* What is needed *
While leaving the pictures out, set down only the lines from the one with "Output a JSON" through the end of the records, exactly as they stand.

[Records from a data collection]

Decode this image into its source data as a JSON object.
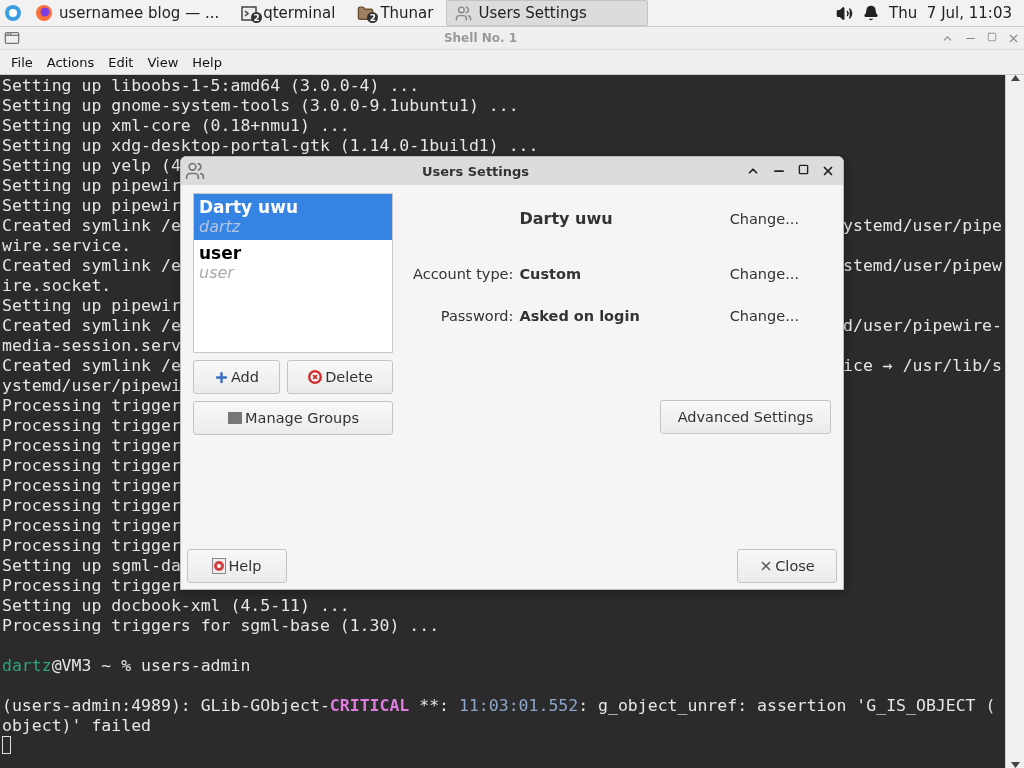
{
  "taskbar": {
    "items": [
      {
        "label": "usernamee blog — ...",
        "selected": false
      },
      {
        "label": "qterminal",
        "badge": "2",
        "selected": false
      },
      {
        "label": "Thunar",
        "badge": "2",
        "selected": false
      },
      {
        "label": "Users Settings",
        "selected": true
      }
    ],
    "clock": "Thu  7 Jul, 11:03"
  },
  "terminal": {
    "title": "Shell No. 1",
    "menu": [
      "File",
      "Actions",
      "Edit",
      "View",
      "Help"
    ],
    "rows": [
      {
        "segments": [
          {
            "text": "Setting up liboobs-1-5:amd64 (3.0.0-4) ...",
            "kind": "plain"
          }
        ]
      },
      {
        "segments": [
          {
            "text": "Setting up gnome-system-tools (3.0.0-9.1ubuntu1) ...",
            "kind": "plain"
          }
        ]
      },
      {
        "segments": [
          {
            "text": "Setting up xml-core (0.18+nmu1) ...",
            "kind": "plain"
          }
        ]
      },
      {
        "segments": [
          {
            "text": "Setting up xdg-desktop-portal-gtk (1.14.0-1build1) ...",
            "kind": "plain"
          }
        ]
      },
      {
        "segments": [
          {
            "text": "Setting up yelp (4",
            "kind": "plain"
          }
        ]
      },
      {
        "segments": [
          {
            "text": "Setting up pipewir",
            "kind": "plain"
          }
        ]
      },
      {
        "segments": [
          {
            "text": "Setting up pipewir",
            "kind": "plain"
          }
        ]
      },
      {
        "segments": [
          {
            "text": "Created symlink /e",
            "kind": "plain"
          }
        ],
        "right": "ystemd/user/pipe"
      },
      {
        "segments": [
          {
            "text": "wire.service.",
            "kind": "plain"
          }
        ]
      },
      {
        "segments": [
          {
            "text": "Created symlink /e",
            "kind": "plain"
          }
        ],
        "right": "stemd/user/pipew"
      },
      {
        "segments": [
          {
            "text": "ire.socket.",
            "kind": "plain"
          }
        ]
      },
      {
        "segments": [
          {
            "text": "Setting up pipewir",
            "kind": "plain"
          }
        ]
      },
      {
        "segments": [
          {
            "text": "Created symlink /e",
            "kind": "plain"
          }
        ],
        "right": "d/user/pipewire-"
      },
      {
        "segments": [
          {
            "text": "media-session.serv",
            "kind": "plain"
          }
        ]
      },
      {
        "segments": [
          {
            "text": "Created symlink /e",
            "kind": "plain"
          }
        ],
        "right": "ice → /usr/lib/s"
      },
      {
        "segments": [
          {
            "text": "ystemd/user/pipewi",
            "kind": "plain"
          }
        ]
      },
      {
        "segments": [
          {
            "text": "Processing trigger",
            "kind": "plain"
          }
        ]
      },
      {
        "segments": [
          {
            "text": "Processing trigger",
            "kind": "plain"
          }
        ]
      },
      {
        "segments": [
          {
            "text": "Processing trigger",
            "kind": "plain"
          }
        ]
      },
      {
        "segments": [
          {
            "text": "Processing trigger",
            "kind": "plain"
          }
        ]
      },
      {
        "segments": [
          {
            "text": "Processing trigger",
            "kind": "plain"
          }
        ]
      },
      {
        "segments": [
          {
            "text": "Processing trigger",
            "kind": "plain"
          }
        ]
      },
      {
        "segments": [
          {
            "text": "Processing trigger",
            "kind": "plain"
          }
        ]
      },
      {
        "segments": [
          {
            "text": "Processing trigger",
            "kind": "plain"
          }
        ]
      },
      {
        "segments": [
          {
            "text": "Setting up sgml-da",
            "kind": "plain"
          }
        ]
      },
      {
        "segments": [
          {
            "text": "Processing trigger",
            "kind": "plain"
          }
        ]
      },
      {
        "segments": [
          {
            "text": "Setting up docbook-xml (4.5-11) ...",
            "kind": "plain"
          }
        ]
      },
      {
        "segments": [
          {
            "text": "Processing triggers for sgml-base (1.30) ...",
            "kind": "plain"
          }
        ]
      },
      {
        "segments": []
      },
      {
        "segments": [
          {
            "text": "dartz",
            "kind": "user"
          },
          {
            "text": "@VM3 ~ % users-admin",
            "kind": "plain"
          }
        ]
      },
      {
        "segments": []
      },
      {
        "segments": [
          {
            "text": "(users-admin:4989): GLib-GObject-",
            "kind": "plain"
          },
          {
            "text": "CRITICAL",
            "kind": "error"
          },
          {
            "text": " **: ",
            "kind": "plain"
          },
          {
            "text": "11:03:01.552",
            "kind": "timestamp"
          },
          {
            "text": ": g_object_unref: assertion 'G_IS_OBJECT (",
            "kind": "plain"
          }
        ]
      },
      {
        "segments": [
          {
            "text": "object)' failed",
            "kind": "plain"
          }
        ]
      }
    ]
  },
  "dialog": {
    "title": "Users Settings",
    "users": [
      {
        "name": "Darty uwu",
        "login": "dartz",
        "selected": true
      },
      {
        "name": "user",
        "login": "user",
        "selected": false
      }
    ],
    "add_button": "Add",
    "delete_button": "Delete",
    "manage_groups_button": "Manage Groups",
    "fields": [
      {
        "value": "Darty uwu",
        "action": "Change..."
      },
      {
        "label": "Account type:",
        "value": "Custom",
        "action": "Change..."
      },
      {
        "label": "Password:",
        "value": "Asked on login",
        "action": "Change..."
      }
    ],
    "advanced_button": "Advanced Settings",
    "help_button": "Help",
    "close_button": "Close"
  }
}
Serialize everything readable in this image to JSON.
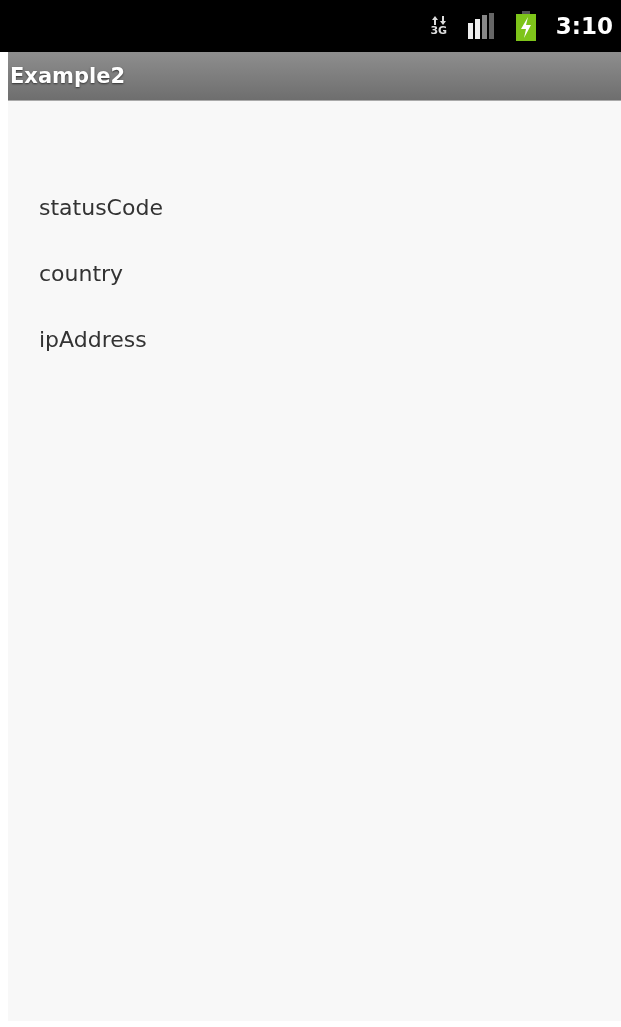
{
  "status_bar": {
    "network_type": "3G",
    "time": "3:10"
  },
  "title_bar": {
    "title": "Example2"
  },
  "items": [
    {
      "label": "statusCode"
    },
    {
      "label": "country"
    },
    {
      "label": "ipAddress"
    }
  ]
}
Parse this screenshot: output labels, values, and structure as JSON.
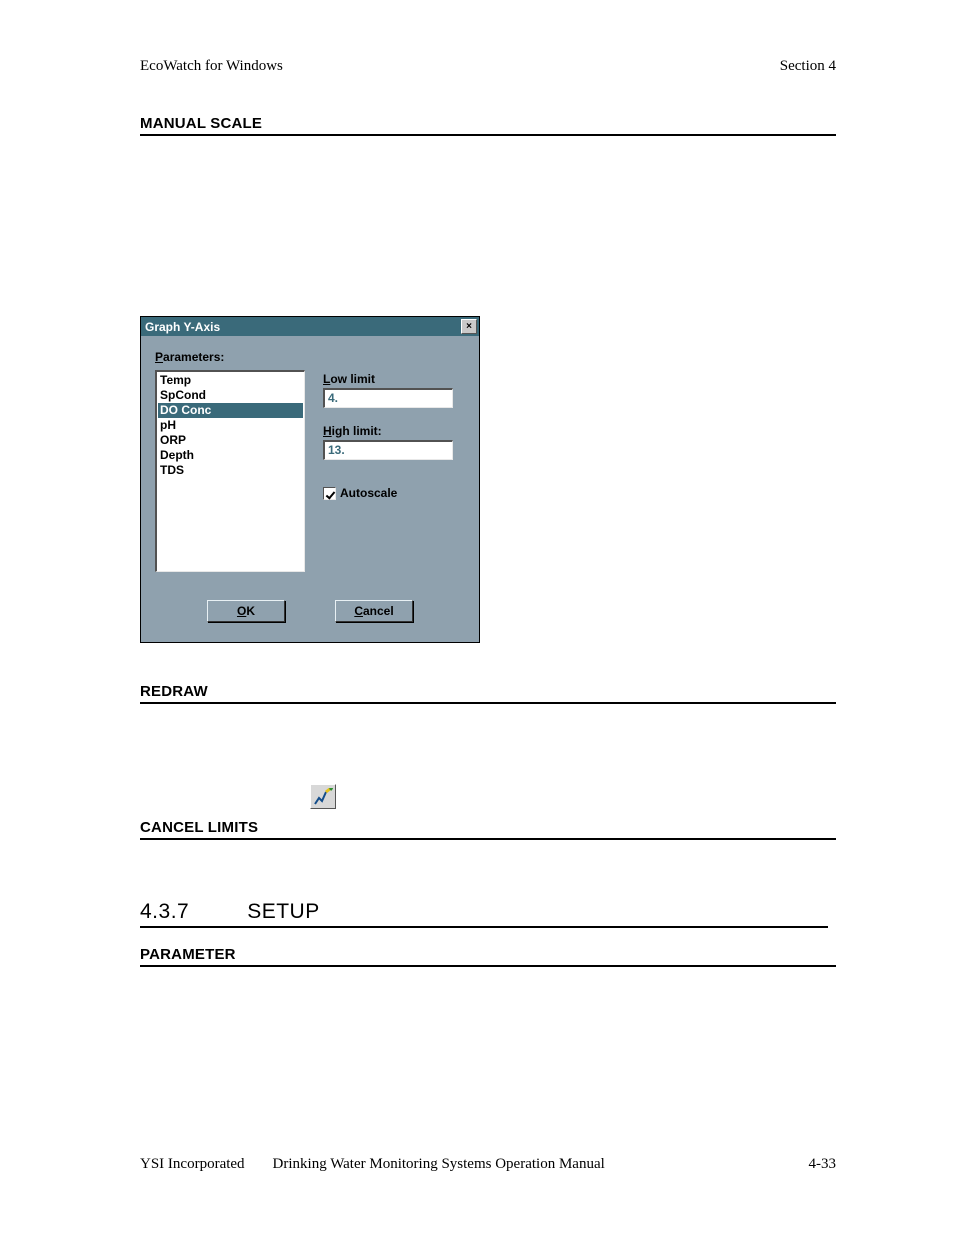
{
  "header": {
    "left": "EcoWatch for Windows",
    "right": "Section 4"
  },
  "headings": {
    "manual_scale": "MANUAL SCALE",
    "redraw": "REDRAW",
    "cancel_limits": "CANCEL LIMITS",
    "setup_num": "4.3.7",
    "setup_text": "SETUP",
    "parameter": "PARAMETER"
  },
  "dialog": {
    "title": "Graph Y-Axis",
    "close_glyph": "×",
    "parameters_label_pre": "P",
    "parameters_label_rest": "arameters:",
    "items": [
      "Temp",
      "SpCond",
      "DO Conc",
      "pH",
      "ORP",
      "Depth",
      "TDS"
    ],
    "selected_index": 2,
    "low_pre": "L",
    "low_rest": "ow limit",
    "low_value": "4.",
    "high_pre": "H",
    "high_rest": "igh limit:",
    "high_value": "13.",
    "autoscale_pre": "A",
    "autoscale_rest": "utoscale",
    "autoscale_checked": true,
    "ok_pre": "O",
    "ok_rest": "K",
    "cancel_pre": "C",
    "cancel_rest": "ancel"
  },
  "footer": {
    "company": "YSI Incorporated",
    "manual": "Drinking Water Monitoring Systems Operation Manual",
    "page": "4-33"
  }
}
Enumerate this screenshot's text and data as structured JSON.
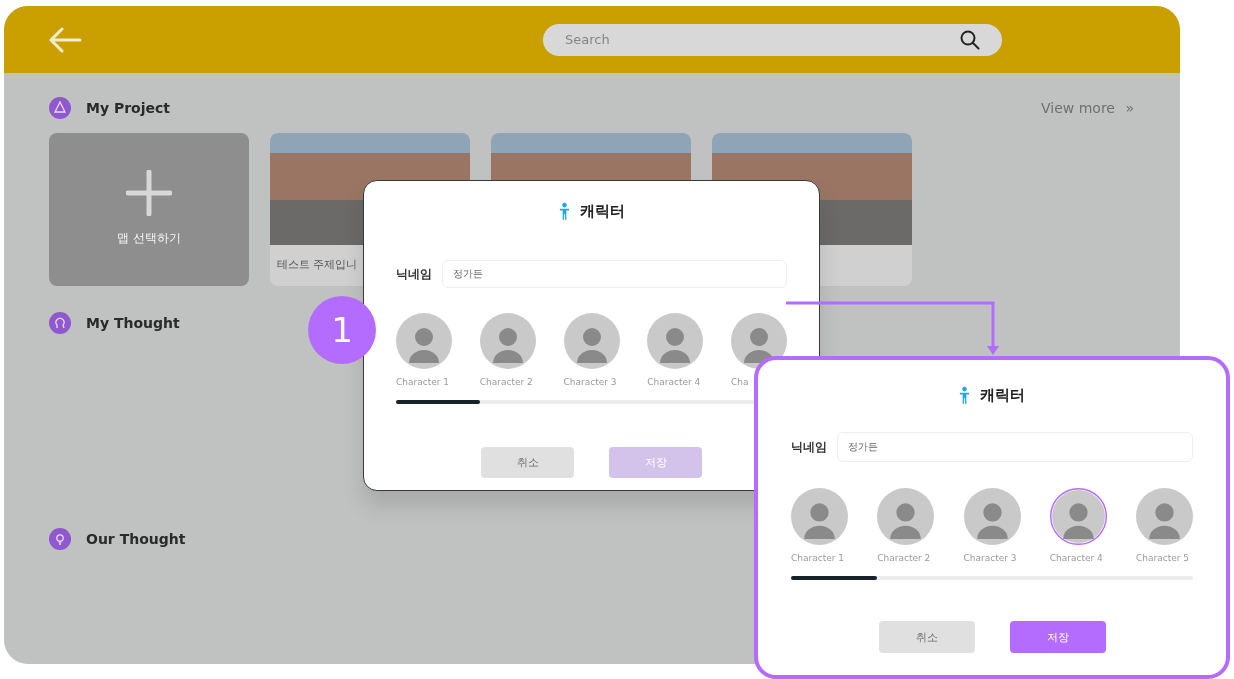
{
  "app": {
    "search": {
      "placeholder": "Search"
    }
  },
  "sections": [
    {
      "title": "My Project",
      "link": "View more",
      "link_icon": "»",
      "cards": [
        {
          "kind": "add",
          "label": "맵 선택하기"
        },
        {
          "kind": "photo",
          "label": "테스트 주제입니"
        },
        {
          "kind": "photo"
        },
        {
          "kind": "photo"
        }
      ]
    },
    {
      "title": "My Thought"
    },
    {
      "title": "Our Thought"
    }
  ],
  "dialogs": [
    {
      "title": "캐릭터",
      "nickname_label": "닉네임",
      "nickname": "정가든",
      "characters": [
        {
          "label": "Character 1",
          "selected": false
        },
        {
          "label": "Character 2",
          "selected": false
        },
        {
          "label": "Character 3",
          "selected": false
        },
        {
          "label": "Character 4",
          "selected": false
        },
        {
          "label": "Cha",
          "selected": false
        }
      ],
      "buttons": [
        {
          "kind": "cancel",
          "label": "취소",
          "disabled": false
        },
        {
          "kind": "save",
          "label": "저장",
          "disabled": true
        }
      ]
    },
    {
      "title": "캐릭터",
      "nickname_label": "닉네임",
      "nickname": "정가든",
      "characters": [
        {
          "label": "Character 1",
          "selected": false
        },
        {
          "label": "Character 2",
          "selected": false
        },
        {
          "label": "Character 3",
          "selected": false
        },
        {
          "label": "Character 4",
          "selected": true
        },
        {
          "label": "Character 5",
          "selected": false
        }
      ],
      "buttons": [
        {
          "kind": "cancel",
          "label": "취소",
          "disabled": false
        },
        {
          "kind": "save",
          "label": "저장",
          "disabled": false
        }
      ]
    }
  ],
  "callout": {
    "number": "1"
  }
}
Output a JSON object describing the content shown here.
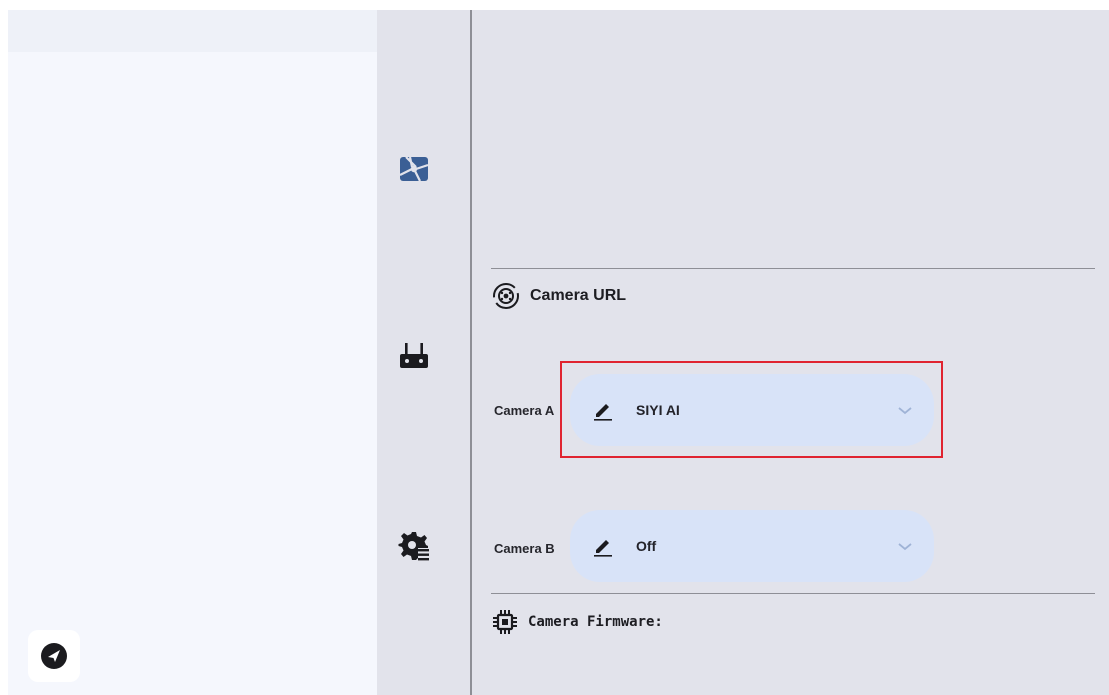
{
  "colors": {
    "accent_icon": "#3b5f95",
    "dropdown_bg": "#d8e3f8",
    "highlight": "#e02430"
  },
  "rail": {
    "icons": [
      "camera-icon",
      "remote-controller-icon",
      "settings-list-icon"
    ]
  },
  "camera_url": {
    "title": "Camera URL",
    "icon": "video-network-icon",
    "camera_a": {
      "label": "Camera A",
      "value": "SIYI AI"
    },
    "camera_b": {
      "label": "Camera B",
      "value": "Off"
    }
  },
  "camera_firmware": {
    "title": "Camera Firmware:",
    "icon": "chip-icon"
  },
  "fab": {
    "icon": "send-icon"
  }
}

* Response *
Output a JSON object describing the content shown here.
{
  "colors": {
    "accent_icon": "#3b5f95",
    "dropdown_bg": "#d8e3f8",
    "highlight": "#e02430"
  },
  "rail": {
    "icons": [
      "camera-icon",
      "remote-controller-icon",
      "settings-list-icon"
    ]
  },
  "camera_url": {
    "title": "Camera URL",
    "icon": "video-network-icon",
    "camera_a": {
      "label": "Camera A",
      "value": "SIYI AI"
    },
    "camera_b": {
      "label": "Camera B",
      "value": "Off"
    }
  },
  "camera_firmware": {
    "title": "Camera Firmware:",
    "icon": "chip-icon"
  },
  "fab": {
    "icon": "send-icon"
  }
}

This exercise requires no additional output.